Top regional food charity releases new figures revealing hunger problem in East Anglia

FareShare East Anglia provides help for people in need across the region. Picture: ALICK COTTERILL/F

FareShare East Anglia provides help for people in need across the region. Picture: ALICK COTTERILL/FARESHARE - Credit: ALICK COTTERILL/FARESHARE

The region’s largest food charity has released brand new figures highlighting the hunger problem in East Anglia.

FareShare opened a new branch in Ipswich earlier this year. Left to right, Former Mayor Sarah Barber

FareShare opened a new branch in Ipswich earlier this year. Left to right, Former Mayor Sarah Barber and Anthony Kitchen Picture: GREGG BROWN

FareShare East Anglia published the numbers in recognition of World Hunger Day, which is taking place today.

The figures show a worrying trend in the demand for food donations in the region, with increases across all operational areas, including a rise in the number of people receiving surplus food which has been saved from going to waste.

A huge 3,258 people in need are fed by the charity every week, which sources its food from 500 companies across the supply chain – from major retailers like Tesco and Asda, to manufacturers such as Kellogg’s and Nestlé.

The charity redistributes food that has become surplus, often long before it reaches a supermarket shelf, because of forecasting errors, seasonal changes or damaged packaging.

Food charity Fareshare launching in Ipswich. Left to right, Michael Barrett (Development Manager) an

Food charity Fareshare launching in Ipswich. Left to right, Michael Barrett (Development Manager) and Khaled Shahbo (Enterprise MD) Picture: GREGG BROWN


You may also want to watch:


FareShare East Anglia saved 55.16 tonnes of food from waste in 2017/18, and provided enough food for 131,340 meals. It supported 39 charities and community groups, and the food it supplied enabled the charity sector to make £308,100 in savings.

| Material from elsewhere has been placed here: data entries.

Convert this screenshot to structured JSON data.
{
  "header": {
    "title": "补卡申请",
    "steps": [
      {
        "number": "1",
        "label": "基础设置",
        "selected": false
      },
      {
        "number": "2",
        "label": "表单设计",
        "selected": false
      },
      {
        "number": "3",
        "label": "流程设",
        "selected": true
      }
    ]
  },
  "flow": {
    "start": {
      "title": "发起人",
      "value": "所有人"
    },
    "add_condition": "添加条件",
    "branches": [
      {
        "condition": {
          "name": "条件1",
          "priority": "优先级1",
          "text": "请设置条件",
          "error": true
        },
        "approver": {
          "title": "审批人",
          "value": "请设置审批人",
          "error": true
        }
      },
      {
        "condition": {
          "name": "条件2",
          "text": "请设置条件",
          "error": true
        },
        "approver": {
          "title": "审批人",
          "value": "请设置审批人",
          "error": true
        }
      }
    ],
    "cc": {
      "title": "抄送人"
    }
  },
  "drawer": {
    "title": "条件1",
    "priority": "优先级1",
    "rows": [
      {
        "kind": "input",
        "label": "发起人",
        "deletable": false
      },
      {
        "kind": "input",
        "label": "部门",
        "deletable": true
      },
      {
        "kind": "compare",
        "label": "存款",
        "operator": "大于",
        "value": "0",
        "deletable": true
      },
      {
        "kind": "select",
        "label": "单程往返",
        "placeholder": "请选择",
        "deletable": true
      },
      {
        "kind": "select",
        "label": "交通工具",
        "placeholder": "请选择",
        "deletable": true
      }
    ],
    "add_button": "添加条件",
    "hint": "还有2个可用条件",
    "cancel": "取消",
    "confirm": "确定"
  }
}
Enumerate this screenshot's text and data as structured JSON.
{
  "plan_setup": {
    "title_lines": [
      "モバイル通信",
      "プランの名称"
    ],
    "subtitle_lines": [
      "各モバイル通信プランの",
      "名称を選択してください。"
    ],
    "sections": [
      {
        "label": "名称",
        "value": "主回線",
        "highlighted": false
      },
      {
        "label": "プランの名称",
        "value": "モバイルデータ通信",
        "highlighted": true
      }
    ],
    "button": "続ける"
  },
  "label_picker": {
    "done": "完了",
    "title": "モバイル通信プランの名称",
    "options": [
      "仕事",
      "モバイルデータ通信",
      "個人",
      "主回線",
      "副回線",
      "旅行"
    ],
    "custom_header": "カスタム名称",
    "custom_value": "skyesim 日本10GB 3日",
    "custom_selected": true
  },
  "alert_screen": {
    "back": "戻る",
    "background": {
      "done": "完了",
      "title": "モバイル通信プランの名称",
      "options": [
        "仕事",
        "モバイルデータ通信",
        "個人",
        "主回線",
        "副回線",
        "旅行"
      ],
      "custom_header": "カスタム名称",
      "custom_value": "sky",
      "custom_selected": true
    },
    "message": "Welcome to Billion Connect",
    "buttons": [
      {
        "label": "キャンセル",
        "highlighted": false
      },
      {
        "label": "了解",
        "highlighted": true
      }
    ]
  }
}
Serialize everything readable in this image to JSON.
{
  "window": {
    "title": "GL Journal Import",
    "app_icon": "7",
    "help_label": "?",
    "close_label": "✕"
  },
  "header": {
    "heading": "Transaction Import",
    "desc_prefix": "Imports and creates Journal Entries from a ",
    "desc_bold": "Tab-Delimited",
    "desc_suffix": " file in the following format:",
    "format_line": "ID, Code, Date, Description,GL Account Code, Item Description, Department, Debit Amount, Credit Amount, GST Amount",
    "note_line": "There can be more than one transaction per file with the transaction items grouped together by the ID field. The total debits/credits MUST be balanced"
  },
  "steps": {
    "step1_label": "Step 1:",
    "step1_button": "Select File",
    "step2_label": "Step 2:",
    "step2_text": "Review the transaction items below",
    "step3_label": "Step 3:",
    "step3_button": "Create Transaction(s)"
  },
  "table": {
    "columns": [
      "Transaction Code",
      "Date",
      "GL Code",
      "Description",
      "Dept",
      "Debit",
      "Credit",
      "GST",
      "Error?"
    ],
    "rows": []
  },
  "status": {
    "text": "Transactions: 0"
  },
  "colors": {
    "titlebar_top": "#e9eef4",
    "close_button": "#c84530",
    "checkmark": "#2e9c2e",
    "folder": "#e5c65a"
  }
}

FareShare Manager Michael Barrett said: “Food poverty can happen to anyone, and it can happen quickly. The charities we provide food to support those who have lost their homes, left the Armed Forces and struggled to adjust, escaped violent relationships, fallen into drug or alcohol misuse or simply can no longer cook for themselves.

Most Read

“Food is the connector – when it’s joined with the life changing support services provided by our frontline charity members, we know it’s the enabler to help get people back on their feet.”

Without FareShare food, one in five charities say they would probably or definitely have to close, while 58% say they would have to reduce the amount of food they provide, and one in four would have to cut back other services.

The charity redistributes surplus food from major retailers and manufacturers Picture: JAMES DARLING

The charity redistributes surplus food from major retailers and manufacturers Picture: JAMES DARLING/FARESHARE - Credit: JAMES DARLING/FARESHARE

Earlier this year, FareShare East Anglia opened a regional branch in Ipswich to tackle food waste and feed the needy – the charity’s 21st UK regional centre.

Former mayor of Ipswich Sarah Barber was among the guests at the grand opening in January, which was made possible through a £500,000 donation by the Enterprise Rent-A-Car Foundation as part of its ‘Fill Your Tank’ programme.

Become a Supporter

This newspaper has been a central part of community life for many years. Our industry faces testing times, which is why we're asking for your support. Every contribution will help us continue to produce local journalism that makes a measurable difference to our community.

Become a Supporter